Flare Thrown At Buddhist Temple Here
Watsonville had its first case of public hostility against returning Japanese Monday, 2:10 a.m., when unidentified persons threw or shot a flare toward the Buddhist temple, corner of Bridge and Union St., which is being used as a hostel by the Japanese. The flare landed in the yard of the building next door, 107 Bridge St., and set fire to shrubbery, police reported.
Immediate statements were made by Chief of Police Matt Grayes and Deputy District Attorney John L. McCarthy stating that such cases of violence or mob riots "would not be tolerated and would be prosecuted to the fullest extent of the law."
Both Graves and McCarthy stressed the fact that city taxpayers - the city itself - would be liable for any damage resulting from such violence.

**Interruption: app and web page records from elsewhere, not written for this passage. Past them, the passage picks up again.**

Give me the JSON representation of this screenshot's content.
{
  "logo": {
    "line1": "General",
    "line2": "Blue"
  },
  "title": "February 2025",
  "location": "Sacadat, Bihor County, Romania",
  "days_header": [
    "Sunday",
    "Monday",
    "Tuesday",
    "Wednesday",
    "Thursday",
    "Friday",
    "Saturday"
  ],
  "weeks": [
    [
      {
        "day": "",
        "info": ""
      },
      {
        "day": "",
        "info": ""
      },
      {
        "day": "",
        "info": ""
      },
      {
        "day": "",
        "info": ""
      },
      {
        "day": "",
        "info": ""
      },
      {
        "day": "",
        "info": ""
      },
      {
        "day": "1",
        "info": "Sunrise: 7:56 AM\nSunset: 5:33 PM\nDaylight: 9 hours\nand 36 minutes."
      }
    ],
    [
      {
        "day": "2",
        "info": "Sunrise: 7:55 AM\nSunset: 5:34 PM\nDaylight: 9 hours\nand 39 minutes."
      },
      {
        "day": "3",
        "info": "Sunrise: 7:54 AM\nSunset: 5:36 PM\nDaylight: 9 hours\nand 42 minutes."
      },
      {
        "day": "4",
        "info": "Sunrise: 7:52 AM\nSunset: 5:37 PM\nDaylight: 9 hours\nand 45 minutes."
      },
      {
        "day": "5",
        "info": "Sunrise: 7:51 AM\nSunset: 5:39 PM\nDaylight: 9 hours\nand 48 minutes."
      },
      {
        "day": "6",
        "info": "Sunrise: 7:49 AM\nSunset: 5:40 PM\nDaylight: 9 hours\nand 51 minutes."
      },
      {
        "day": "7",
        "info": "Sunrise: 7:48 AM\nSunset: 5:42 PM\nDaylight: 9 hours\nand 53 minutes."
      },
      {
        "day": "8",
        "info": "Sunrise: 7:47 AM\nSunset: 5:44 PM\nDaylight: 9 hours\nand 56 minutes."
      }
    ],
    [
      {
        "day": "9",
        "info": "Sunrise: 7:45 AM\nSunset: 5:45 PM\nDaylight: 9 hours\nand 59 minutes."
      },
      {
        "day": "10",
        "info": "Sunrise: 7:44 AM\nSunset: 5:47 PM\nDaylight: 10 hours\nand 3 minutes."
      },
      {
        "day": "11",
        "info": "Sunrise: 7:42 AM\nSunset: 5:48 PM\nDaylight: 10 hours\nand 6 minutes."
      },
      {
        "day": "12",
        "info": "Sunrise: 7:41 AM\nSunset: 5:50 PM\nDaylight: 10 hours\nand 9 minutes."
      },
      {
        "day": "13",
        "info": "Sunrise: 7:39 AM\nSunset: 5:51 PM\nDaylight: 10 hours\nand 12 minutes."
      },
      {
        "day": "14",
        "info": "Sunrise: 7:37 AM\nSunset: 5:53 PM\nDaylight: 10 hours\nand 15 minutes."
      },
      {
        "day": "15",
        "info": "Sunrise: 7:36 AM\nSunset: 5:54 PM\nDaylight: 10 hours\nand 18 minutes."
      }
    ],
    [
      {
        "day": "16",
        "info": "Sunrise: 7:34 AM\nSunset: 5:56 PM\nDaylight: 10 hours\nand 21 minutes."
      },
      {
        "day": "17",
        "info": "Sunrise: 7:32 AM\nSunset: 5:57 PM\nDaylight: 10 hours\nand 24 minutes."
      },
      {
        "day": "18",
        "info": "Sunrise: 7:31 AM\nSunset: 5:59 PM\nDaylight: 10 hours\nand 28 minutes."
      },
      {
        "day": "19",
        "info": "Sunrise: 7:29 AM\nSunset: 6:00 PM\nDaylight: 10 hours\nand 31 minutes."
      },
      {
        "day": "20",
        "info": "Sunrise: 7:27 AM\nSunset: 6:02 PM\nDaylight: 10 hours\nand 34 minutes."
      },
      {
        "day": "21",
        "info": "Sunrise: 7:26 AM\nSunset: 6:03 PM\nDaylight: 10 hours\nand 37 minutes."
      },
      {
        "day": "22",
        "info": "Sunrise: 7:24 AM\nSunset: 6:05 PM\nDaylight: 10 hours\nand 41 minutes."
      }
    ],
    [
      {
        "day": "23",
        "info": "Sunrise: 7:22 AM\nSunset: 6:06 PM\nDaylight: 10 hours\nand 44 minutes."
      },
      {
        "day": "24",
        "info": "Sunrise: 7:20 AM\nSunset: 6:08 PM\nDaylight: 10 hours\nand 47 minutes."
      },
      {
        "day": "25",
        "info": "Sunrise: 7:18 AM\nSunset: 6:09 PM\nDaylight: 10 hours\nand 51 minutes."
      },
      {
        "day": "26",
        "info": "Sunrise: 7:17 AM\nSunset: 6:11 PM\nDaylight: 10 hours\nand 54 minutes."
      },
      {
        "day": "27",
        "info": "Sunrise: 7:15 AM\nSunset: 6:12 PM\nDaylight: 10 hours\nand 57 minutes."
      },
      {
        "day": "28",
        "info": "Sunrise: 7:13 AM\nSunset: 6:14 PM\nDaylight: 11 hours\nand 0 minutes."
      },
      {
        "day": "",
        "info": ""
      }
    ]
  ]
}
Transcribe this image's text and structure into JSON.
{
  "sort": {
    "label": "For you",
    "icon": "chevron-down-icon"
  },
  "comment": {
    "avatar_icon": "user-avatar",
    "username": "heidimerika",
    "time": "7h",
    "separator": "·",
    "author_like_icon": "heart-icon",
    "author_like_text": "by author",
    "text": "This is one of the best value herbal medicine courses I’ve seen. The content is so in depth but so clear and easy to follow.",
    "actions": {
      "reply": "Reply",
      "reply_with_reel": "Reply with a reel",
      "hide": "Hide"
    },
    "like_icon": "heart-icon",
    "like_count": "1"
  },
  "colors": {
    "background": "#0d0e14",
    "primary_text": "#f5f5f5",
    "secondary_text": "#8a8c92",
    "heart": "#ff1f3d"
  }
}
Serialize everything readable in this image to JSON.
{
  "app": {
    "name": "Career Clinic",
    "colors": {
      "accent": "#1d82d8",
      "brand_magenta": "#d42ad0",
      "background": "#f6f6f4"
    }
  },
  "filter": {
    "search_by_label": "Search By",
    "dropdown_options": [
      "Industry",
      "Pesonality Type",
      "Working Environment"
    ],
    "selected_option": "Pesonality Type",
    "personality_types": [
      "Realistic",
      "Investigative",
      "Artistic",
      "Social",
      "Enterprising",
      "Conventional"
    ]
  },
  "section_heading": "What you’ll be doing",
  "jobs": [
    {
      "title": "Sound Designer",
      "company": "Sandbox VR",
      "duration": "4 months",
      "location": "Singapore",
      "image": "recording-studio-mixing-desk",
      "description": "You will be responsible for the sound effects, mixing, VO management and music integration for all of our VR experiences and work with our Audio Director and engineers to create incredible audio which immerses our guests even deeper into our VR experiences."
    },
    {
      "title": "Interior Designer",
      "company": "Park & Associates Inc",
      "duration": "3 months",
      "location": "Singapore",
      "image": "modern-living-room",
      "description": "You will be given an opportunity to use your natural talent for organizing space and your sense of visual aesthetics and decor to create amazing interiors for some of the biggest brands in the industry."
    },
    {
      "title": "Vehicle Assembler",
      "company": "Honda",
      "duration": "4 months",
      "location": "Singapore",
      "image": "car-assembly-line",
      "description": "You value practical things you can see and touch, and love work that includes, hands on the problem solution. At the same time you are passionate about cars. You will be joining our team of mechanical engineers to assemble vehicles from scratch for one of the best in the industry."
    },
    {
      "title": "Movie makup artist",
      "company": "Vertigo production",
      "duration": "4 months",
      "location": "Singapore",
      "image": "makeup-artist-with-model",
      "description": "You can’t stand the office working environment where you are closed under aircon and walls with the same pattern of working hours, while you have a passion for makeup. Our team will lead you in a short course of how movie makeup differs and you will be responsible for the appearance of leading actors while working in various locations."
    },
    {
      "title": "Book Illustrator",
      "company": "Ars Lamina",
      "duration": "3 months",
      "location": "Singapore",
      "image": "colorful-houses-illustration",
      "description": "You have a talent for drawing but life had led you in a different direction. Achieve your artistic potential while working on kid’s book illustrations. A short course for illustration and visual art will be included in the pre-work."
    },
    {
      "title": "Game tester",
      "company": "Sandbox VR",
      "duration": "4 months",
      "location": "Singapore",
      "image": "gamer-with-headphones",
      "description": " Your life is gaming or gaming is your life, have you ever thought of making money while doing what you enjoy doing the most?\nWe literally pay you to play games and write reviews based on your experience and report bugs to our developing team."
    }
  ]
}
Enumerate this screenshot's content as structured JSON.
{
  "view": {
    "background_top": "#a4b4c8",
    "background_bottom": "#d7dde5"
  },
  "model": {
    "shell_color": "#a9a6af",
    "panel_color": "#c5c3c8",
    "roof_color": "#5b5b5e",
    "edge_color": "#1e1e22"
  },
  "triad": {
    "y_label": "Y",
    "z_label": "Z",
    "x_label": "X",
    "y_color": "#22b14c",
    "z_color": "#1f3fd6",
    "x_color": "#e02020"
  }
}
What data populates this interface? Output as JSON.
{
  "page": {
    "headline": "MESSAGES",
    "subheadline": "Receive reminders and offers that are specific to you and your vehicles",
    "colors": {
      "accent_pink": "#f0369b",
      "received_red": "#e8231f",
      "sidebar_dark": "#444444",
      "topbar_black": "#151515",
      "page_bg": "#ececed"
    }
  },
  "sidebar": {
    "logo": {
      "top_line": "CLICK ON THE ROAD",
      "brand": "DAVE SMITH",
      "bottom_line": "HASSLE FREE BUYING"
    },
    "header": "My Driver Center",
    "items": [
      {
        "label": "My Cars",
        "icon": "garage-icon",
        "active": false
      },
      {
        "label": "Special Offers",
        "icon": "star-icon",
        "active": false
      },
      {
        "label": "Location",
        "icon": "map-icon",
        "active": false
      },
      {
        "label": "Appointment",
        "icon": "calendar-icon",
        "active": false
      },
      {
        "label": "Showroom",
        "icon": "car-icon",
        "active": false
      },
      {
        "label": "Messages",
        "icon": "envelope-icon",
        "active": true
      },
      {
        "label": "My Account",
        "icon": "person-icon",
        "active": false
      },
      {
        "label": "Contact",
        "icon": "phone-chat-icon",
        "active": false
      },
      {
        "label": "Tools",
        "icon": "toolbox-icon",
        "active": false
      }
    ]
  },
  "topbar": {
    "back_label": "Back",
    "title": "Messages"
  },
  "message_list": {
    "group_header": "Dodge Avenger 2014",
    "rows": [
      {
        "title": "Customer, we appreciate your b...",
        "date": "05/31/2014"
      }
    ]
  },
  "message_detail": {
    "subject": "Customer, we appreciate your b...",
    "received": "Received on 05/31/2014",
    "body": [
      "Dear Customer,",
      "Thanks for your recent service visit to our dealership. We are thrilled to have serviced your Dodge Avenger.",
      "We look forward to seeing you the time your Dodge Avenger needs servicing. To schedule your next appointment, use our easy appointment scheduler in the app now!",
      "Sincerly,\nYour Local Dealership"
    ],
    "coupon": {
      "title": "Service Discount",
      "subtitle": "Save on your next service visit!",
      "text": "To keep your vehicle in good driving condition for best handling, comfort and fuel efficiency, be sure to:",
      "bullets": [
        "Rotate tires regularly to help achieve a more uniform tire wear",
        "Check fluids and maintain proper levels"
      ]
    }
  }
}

The hostel is crowded with returned evacuees. Included in the group are three Nisei servicemen, home on furloughs, and many women and children. Two Gold Star mothers had moved out Saturday, Fred Rhodes, WRA official said. A young mother is living at 107 Bridge St., where the flare landed, and was up, heating milk for her child, when the attack occurred, Rhodes said. The lights in the house were on.
The majority of families at the hostel have sons in the armed services, two families having three sons each who are servicemen.
According to police, Sgt. Ernie Lowry was leaving the police station early Monday when he and Officers Jim Brandon and Walter James noticed a red glow in the vicinity of Bridge and Union St. Investigating they found a group of Japanese in the yard of the 107 Bridge St. residence (adjoining the temple) putting out a fire in the shrubbery.
A flare was found, attached to a paper parachute of a type similar to that used in a Verry pistol, police said. It had either been thrown from a car or shot from a pistol, it was believed.
Japanese in the hostel reported they saw a sedan and heard a car speed up toward the east just before the flare landed. Extensive search by officers failed to find any trace of the car or culprits.
"It is up to us to keep law and order in this community," said Chief Graves. "These people have been returned under government order. They are housed in the hostel and we will not stand for any violence of this sort."
He pointed out that if the flare had dropped on the building, it would have caused a serious fire and that the city would have been responsible for damage.
McCarthy said such instances would be prosecuted to the fullest extent under whatever laws applied. In Monday morning's incident, charges of attempted arson, malicious mischief or disturbing the peace could be filed, he said."